Interface dataset entries:
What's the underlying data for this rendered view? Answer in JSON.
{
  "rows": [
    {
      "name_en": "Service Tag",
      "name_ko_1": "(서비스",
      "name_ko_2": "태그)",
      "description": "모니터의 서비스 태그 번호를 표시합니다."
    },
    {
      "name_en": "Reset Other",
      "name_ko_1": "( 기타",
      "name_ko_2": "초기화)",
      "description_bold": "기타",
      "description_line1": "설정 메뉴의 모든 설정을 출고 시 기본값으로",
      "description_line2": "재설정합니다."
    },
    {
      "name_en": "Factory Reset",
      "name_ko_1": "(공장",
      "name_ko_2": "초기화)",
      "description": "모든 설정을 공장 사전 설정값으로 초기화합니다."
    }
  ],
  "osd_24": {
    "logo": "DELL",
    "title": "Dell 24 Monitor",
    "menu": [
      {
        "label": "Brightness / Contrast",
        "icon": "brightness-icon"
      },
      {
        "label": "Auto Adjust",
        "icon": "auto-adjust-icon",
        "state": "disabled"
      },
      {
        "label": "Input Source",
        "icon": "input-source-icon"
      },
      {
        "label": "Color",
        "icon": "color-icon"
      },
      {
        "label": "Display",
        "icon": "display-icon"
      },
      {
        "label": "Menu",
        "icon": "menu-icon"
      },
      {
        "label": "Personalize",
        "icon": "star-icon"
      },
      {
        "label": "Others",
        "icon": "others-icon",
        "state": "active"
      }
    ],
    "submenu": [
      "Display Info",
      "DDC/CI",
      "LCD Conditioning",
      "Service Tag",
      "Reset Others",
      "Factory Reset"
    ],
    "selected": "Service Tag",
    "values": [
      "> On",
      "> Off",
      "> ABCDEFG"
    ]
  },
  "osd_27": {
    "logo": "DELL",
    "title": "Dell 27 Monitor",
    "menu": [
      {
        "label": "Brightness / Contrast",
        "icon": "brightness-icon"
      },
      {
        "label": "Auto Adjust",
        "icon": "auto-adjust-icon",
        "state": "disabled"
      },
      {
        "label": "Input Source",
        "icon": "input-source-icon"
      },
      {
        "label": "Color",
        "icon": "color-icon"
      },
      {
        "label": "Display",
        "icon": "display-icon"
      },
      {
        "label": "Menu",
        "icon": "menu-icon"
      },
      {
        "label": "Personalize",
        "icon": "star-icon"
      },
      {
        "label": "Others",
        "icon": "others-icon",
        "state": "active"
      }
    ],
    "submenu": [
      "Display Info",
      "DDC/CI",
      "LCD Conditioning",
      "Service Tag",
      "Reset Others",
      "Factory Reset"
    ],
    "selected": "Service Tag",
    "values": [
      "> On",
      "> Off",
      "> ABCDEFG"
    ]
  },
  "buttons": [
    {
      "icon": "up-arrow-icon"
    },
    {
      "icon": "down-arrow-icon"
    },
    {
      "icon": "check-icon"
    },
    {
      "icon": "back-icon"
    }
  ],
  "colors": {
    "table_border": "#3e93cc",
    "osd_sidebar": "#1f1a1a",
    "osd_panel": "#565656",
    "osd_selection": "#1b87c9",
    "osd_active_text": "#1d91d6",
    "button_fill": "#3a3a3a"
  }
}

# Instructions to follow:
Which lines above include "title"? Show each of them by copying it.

# Answer section:
    "title": "Dell 24 Monitor",
    "title": "Dell 27 Monitor",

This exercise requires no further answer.